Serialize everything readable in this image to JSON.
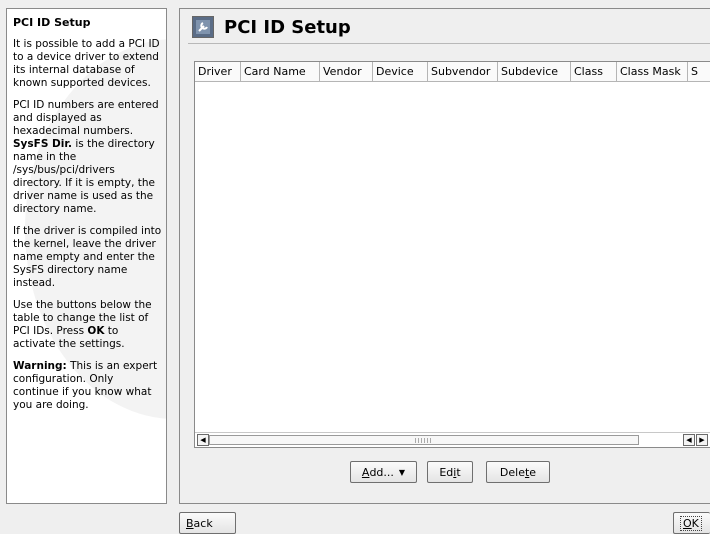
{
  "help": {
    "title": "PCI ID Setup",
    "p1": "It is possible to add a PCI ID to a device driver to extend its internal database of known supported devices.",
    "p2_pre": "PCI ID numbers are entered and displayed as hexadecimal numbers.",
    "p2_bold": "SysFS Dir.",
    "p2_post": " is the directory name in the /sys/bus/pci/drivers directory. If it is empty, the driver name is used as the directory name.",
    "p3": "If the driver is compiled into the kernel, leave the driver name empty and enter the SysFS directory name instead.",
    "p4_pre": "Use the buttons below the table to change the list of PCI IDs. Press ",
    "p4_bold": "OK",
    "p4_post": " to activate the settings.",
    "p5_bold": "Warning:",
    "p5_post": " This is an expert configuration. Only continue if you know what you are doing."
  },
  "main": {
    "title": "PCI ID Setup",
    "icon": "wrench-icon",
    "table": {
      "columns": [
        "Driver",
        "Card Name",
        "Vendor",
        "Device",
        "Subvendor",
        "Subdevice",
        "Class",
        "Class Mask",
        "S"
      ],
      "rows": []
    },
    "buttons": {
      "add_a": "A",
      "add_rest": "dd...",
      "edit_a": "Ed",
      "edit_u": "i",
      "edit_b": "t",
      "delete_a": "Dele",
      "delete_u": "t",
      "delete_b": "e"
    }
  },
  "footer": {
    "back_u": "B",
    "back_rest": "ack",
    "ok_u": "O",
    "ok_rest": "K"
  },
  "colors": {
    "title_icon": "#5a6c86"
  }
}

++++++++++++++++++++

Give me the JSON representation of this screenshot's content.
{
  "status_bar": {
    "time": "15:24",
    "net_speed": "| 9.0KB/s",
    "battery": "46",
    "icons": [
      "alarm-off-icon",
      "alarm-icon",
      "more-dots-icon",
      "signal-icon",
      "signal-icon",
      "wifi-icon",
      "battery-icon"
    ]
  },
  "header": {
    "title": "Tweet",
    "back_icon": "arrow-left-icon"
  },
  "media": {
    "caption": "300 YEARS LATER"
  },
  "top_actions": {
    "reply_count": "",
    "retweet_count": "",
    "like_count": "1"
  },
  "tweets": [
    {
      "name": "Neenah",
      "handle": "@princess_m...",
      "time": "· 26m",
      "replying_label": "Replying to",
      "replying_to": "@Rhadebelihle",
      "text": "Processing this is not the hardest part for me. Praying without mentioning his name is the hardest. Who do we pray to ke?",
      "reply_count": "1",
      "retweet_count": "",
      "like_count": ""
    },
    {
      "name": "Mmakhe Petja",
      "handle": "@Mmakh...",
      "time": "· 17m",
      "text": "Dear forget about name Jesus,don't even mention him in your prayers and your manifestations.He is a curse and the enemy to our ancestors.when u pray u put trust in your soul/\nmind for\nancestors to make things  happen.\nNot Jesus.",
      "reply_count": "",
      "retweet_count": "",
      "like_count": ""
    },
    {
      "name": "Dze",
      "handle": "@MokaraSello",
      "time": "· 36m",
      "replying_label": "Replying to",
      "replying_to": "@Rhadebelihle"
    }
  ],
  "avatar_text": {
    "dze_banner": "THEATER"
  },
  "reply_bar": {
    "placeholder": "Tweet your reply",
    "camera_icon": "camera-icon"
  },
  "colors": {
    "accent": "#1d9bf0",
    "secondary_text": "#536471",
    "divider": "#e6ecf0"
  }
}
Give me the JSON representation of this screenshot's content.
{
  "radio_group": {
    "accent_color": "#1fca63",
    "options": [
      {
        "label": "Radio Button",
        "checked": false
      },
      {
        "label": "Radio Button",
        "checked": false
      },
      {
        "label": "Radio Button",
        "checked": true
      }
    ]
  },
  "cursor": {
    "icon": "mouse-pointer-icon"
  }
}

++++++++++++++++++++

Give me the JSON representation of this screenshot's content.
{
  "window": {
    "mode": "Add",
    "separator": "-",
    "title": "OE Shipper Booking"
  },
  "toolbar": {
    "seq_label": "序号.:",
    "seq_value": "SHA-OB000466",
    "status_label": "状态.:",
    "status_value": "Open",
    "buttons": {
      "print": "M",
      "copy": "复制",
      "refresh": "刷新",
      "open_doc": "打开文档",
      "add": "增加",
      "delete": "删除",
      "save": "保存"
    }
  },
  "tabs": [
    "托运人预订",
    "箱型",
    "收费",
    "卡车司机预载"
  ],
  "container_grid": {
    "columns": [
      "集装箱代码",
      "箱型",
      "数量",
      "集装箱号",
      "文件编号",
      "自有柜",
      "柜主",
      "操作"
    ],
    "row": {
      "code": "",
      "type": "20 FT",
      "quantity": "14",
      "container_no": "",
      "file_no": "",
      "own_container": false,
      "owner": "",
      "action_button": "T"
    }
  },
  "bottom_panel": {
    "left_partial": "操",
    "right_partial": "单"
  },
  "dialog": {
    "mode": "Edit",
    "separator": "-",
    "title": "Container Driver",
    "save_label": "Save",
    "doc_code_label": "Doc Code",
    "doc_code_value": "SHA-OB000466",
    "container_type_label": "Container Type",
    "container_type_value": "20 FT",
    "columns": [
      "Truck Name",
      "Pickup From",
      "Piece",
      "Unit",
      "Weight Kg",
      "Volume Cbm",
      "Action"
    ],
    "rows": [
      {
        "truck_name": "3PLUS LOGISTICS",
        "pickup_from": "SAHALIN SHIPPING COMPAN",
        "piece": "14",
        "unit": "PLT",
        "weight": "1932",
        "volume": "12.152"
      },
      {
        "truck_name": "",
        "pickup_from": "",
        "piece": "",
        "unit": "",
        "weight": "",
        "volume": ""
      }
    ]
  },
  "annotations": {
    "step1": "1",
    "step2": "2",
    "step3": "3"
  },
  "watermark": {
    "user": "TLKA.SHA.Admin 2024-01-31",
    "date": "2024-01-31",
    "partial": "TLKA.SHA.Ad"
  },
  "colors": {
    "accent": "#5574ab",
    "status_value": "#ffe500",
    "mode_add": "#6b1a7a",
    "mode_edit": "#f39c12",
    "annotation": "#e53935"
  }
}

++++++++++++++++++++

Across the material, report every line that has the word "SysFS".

» ANSWER TO THIS EXERCISE
    "p2_bold": "SysFS Dir.",
    "p3": "If the driver is compiled into the kernel, leave the driver name empty and enter the SysFS directory name instead.",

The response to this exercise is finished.